Just as some cheeses are better choices for dieters, others are those you should steer clear of when dieting. An example of this is blue cheese, which contains 8 grams of fat and 100 calories, per one-ounce serving. Goat cheese contains 103 calories and almost 9 grams of fat per ounce, and cream cheese has almost 10 grams of fat and 99 calories per ounce. It's also a good idea to avoid specialty cheeses such as Gruyere, which contains 117 calories and just over 9 grams of fat per ounce, and fontina, which has 110 calories and almost 9 grams of fat per 1-ounce serving.
Cheese sometimes has a bad reputation as a high-fat food. The Center for Science in the Public Interest states that a diet high in cheese is partly the cause of cardiovascular disease in the United States. Cheese also has many nutritional benefits, however, as it is a good source of calcium and protein. Choosing the right type of cheese can help limit your total fat consumption.
Watch the Fat Content
Full-fat cheeses are often high in saturated fats, making them an unhealthy inclusion in a daily diet. But regularly consuming low-fat cheeses and saving higher-fat cheeses for special occasions can be a healthier option. For example, light cream cheese or cottage cheese are naturally lower in fat. Eating these more often than higher-fat varieties, such as blue cheese or Parmesan, means you'll limit your consumption of saturated fat and moderate your risk of heart disease.
All cheeses are good sources of calcium, an essential mineral. Calcium keeps your bones and teeth healthy while helping your body's nerves send signals. Choosing the right type of cheese can help you meet your daily calcium requirement without having to eat large quantities of cheese. A 50-gram serving of Brie cheese has only 92 milligrams of calcium, while the same size serving of Swiss cheese has 480 milligrams. In some cases, low-fat alternatives contain more calcium than their full-fat counterparts. A 1/4-cup serving of partly skimmed ricotta has 136 milligrams of calcium, while the same size serving of full-fat ricotta has only 103 milligrams.
Choosing for Flavor
A flavorful cheese means you can use less cheese when cooking and still get the same amount of flavor. With high-flavor cheeses, a small bit can go a long way to providing richness and taste to a dish. Cheeses such as Parmesan and Asiago can be used in small quantities for dishes, such as stews, pasta sauces and soups, where they will provide a significant addition in flavor with only a small serving size.

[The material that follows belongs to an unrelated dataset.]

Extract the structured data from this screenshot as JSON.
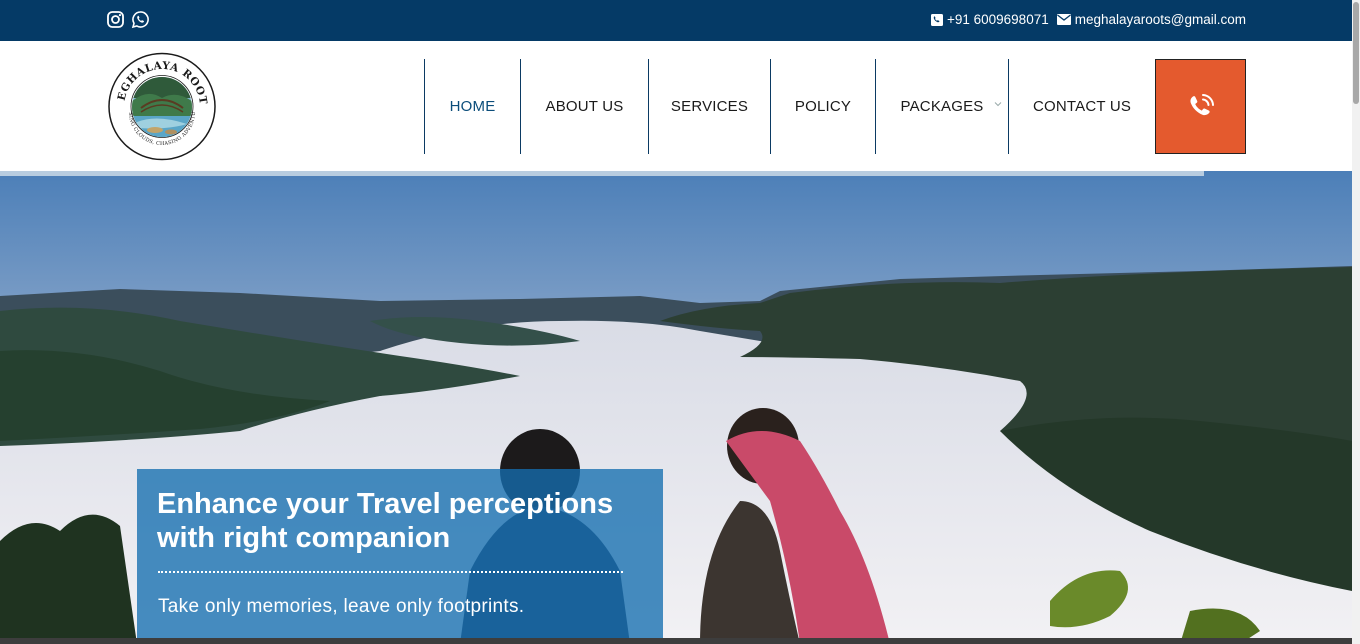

Raw Vs. Pasteurized
Made from unpasteurized milk, raw-milk cheeses are legally available for sale in some states if they have been aged a minimum of 60 days. But the Food and Drug Administration does not recommend raw-milk cheese for pregnant women, children or those with compromised immune systems. According to Macalester College, proponents of raw-milk cheese argue that the food is safer than many make it out to be because the cheeses are produced on a smaller scale. Macalester notes that raw-milk cheeses contain potentially beneficial pathogens, which are otherwise killed off during the pasteurization process. Raw-milk cheeses, in general, have a deeper, more complex flavor, so you may reap the added benefits of eating less cheese, leading to lower fat and calorie intake.
- Berkeley Wellness: The Health Benefits of Cheese
- Diabetes New Zealand: Healthy Cheese Choices
- National Dairy Council: Cheese and Nutrition
- AuthorityNutrition.com: Cheese 101: Nutrition Facts and Health Benefits
- USDA National Nutrient Database for Standard Reference: Cheese, Cottage, Lowfat, 1% Milkfat
- USDA National Nutrient Database for Standard Reference: Cheese, Feta
- USDA National Nutrient Database for Standard Reference: Cheese, Parmesan, Grated
- USDA National Nutrient Database for Standard Reference: Cheese, Blue
- USDA National Nutrient Database for Standard Reference: Cheese, Cream
- USDA National Nutrient Database for Standard Reference: Cheese, Goat, Semi-Soft Type
- USDA National Nutrient Database for Standard Reference: Cheese, Gruyere
- USDA National Nutrient Database for Standard Reference: Cheese, Fontina